### What you need to do
Retype all entries exactly as they stand, excluding pictures.

── Dataset records ──

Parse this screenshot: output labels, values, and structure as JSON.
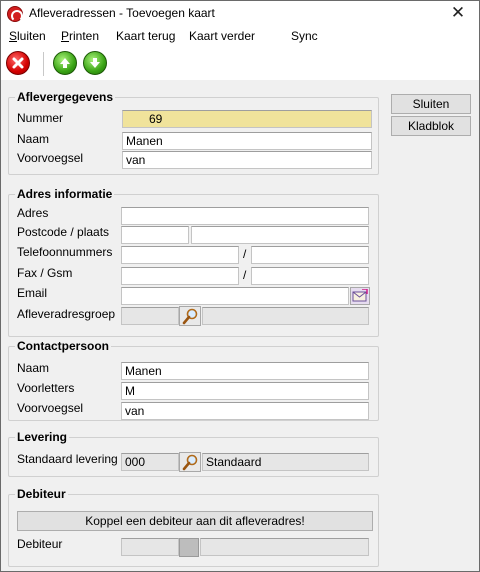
{
  "window": {
    "title": "Afleveradressen - Toevoegen kaart",
    "close_glyph": "✕"
  },
  "menu": [
    {
      "label": "Sluiten",
      "mnemonic": "S",
      "rest": "luiten"
    },
    {
      "label": "Printen",
      "mnemonic": "P",
      "rest": "rinten"
    },
    {
      "label": "Kaart terug"
    },
    {
      "label": "Kaart verder"
    },
    {
      "label": "Sync"
    }
  ],
  "toolbar": {
    "buttons": [
      "close-red-icon",
      "arrow-up-green-icon",
      "arrow-down-green-icon"
    ]
  },
  "side_buttons": {
    "sluiten": "Sluiten",
    "kladblok": "Kladblok"
  },
  "aflevergegevens": {
    "title": "Aflevergegevens",
    "nummer_label": "Nummer",
    "nummer_value": "69",
    "naam_label": "Naam",
    "naam_value": "Manen",
    "voorvoegsel_label": "Voorvoegsel",
    "voorvoegsel_value": "van"
  },
  "adres_informatie": {
    "title": "Adres informatie",
    "adres_label": "Adres",
    "adres_value": "",
    "postcode_label": "Postcode / plaats",
    "postcode_value": "",
    "plaats_value": "",
    "telefoon_label": "Telefoonnummers",
    "telefoon1_value": "",
    "telefoon2_value": "",
    "fax_label": "Fax / Gsm",
    "fax_value": "",
    "gsm_value": "",
    "email_label": "Email",
    "email_value": "",
    "groep_label": "Afleveradresgroep",
    "groep_code": "",
    "groep_name": "",
    "separator": "/"
  },
  "contactpersoon": {
    "title": "Contactpersoon",
    "naam_label": "Naam",
    "naam_value": "Manen",
    "voorletters_label": "Voorletters",
    "voorletters_value": "M",
    "voorvoegsel_label": "Voorvoegsel",
    "voorvoegsel_value": "van"
  },
  "levering": {
    "title": "Levering",
    "standaard_label": "Standaard levering",
    "code_value": "000",
    "name_value": "Standaard"
  },
  "debiteur": {
    "title": "Debiteur",
    "koppel_button": "Koppel een debiteur aan dit afleveradres!",
    "debiteur_label": "Debiteur",
    "debiteur_value": ""
  },
  "colors": {
    "highlight_field": "#f0e39b",
    "window_bg": "#f0f0f0"
  }
}
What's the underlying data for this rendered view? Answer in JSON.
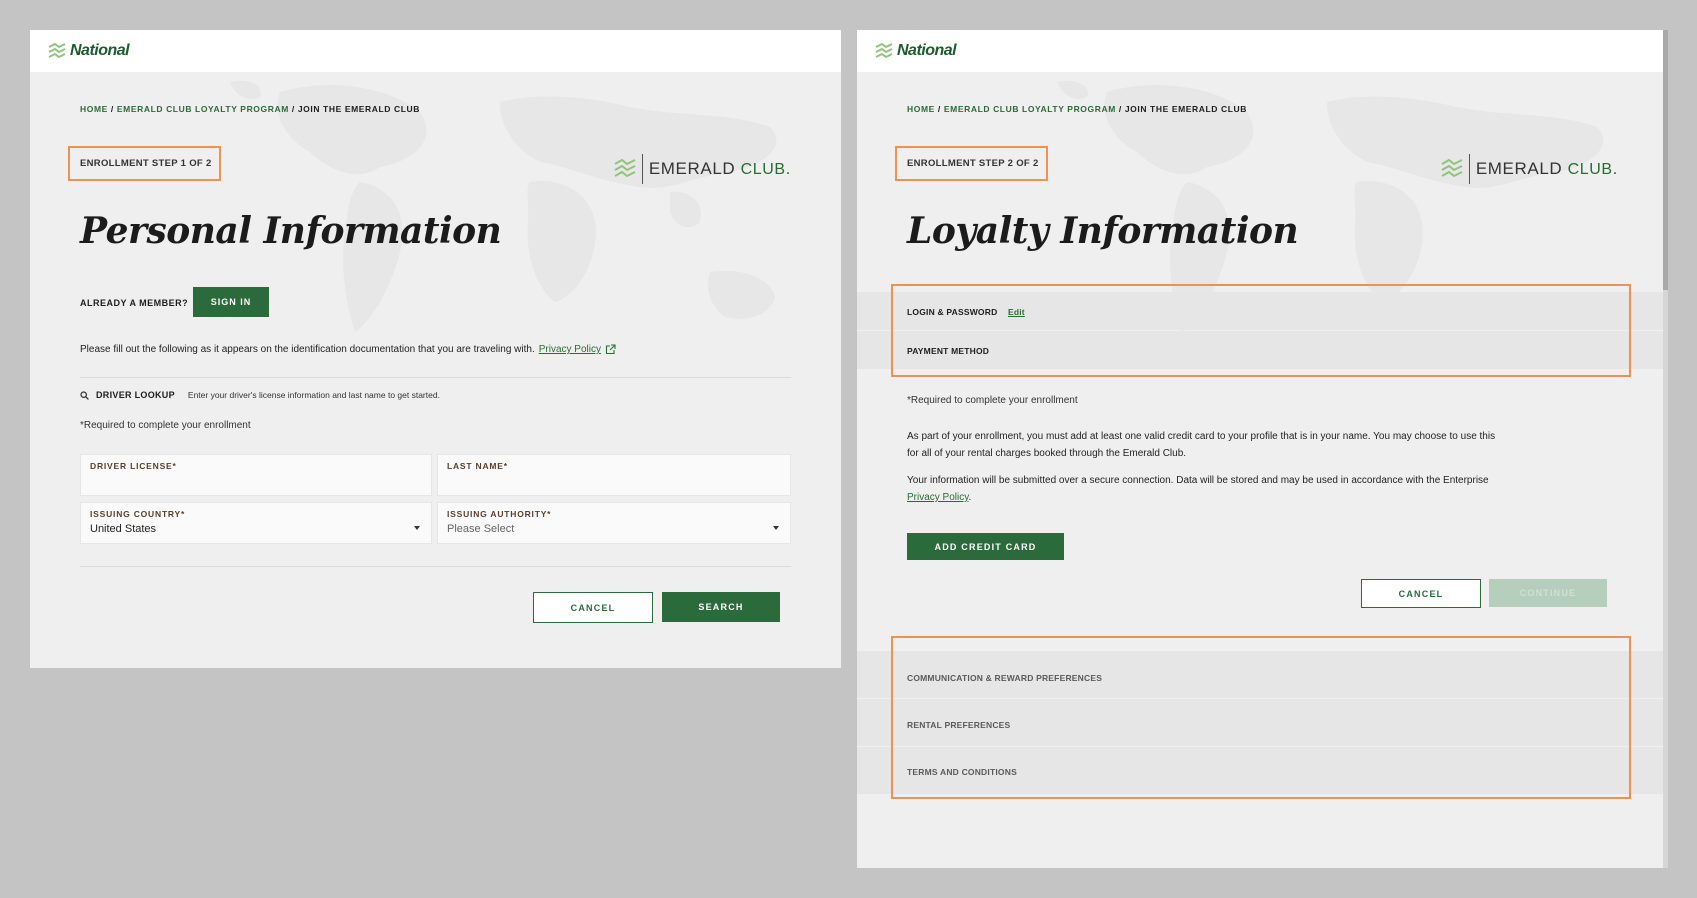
{
  "brand": {
    "name": "National",
    "program_logo_main": "EMERALD",
    "program_logo_club": "CLUB",
    "program_logo_dot": "."
  },
  "breadcrumb": {
    "home": "HOME",
    "sep1": "/",
    "program": "EMERALD CLUB LOYALTY PROGRAM",
    "sep2": "/",
    "current": "JOIN THE EMERALD CLUB"
  },
  "step1": {
    "step_label": "ENROLLMENT STEP 1 OF 2",
    "title": "Personal Information",
    "already_member_label": "ALREADY A MEMBER?",
    "sign_in_label": "SIGN IN",
    "instructions": "Please fill out the following as it appears on the identification documentation that you are traveling with.",
    "privacy_link": "Privacy Policy",
    "lookup_title": "DRIVER LOOKUP",
    "lookup_description": "Enter your driver's license information and last name to get started.",
    "required_note": "*Required to complete your enrollment",
    "fields": {
      "driver_license": {
        "label": "DRIVER LICENSE*",
        "value": ""
      },
      "last_name": {
        "label": "LAST NAME*",
        "value": ""
      },
      "issuing_country": {
        "label": "ISSUING COUNTRY*",
        "value": "United States"
      },
      "issuing_authority": {
        "label": "ISSUING AUTHORITY*",
        "placeholder": "Please Select"
      }
    },
    "cancel_label": "CANCEL",
    "search_label": "SEARCH"
  },
  "step2": {
    "step_label": "ENROLLMENT STEP 2 OF 2",
    "title": "Loyalty Information",
    "sections": {
      "login_password": "LOGIN & PASSWORD",
      "login_edit": "Edit",
      "payment_method": "PAYMENT METHOD",
      "communication": "COMMUNICATION & REWARD PREFERENCES",
      "rental": "RENTAL PREFERENCES",
      "terms": "TERMS AND CONDITIONS"
    },
    "required_note": "*Required to complete your enrollment",
    "para1": "As part of your enrollment, you must add at least one valid credit card to your profile that is in your name. You may choose to use this for all of your rental charges booked through the Emerald Club.",
    "para2_prefix": "Your information will be submitted over a secure connection. Data will be stored and may be used in accordance with the Enterprise",
    "privacy_link": "Privacy Policy",
    "para2_suffix": ".",
    "add_card_label": "ADD CREDIT CARD",
    "cancel_label": "CANCEL",
    "continue_label": "CONTINUE"
  },
  "colors": {
    "brand_green": "#2b6a3a",
    "highlight_orange": "#f0924f",
    "light_green": "#8fc47a"
  }
}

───

### Result of the task
Parse this screenshot: output labels, values, and structure as JSON.
{
  "window": {
    "title": "Afleveradressen - Toevoegen kaart",
    "close_glyph": "✕"
  },
  "menu": [
    {
      "label": "Sluiten",
      "mnemonic": "S",
      "rest": "luiten"
    },
    {
      "label": "Printen",
      "mnemonic": "P",
      "rest": "rinten"
    },
    {
      "label": "Kaart terug"
    },
    {
      "label": "Kaart verder"
    },
    {
      "label": "Sync"
    }
  ],
  "toolbar": {
    "buttons": [
      "close-red-icon",
      "arrow-up-green-icon",
      "arrow-down-green-icon"
    ]
  },
  "side_buttons": {
    "sluiten": "Sluiten",
    "kladblok": "Kladblok"
  },
  "aflevergegevens": {
    "title": "Aflevergegevens",
    "nummer_label": "Nummer",
    "nummer_value": "69",
    "naam_label": "Naam",
    "naam_value": "Manen",
    "voorvoegsel_label": "Voorvoegsel",
    "voorvoegsel_value": "van"
  },
  "adres_informatie": {
    "title": "Adres informatie",
    "adres_label": "Adres",
    "adres_value": "",
    "postcode_label": "Postcode / plaats",
    "postcode_value": "",
    "plaats_value": "",
    "telefoon_label": "Telefoonnummers",
    "telefoon1_value": "",
    "telefoon2_value": "",
    "fax_label": "Fax / Gsm",
    "fax_value": "",
    "gsm_value": "",
    "email_label": "Email",
    "email_value": "",
    "groep_label": "Afleveradresgroep",
    "groep_code": "",
    "groep_name": "",
    "separator": "/"
  },
  "contactpersoon": {
    "title": "Contactpersoon",
    "naam_label": "Naam",
    "naam_value": "Manen",
    "voorletters_label": "Voorletters",
    "voorletters_value": "M",
    "voorvoegsel_label": "Voorvoegsel",
    "voorvoegsel_value": "van"
  },
  "levering": {
    "title": "Levering",
    "standaard_label": "Standaard levering",
    "code_value": "000",
    "name_value": "Standaard"
  },
  "debiteur": {
    "title": "Debiteur",
    "koppel_button": "Koppel een debiteur aan dit afleveradres!",
    "debiteur_label": "Debiteur",
    "debiteur_value": ""
  },
  "colors": {
    "highlight_field": "#f0e39b",
    "window_bg": "#f0f0f0"
  }
}
What's the underlying data for this rendered view? Answer in JSON.
{
  "brand": {
    "name": "National",
    "program_logo_main": "EMERALD",
    "program_logo_club": "CLUB",
    "program_logo_dot": "."
  },
  "breadcrumb": {
    "home": "HOME",
    "sep1": "/",
    "program": "EMERALD CLUB LOYALTY PROGRAM",
    "sep2": "/",
    "current": "JOIN THE EMERALD CLUB"
  },
  "step1": {
    "step_label": "ENROLLMENT STEP 1 OF 2",
    "title": "Personal Information",
    "already_member_label": "ALREADY A MEMBER?",
    "sign_in_label": "SIGN IN",
    "instructions": "Please fill out the following as it appears on the identification documentation that you are traveling with.",
    "privacy_link": "Privacy Policy",
    "lookup_title": "DRIVER LOOKUP",
    "lookup_description": "Enter your driver's license information and last name to get started.",
    "required_note": "*Required to complete your enrollment",
    "fields": {
      "driver_license": {
        "label": "DRIVER LICENSE*",
        "value": ""
      },
      "last_name": {
        "label": "LAST NAME*",
        "value": ""
      },
      "issuing_country": {
        "label": "ISSUING COUNTRY*",
        "value": "United States"
      },
      "issuing_authority": {
        "label": "ISSUING AUTHORITY*",
        "placeholder": "Please Select"
      }
    },
    "cancel_label": "CANCEL",
    "search_label": "SEARCH"
  },
  "step2": {
    "step_label": "ENROLLMENT STEP 2 OF 2",
    "title": "Loyalty Information",
    "sections": {
      "login_password": "LOGIN & PASSWORD",
      "login_edit": "Edit",
      "payment_method": "PAYMENT METHOD",
      "communication": "COMMUNICATION & REWARD PREFERENCES",
      "rental": "RENTAL PREFERENCES",
      "terms": "TERMS AND CONDITIONS"
    },
    "required_note": "*Required to complete your enrollment",
    "para1": "As part of your enrollment, you must add at least one valid credit card to your profile that is in your name. You may choose to use this for all of your rental charges booked through the Emerald Club.",
    "para2_prefix": "Your information will be submitted over a secure connection. Data will be stored and may be used in accordance with the Enterprise",
    "privacy_link": "Privacy Policy",
    "para2_suffix": ".",
    "add_card_label": "ADD CREDIT CARD",
    "cancel_label": "CANCEL",
    "continue_label": "CONTINUE"
  },
  "colors": {
    "brand_green": "#2b6a3a",
    "highlight_orange": "#f0924f",
    "light_green": "#8fc47a"
  }
}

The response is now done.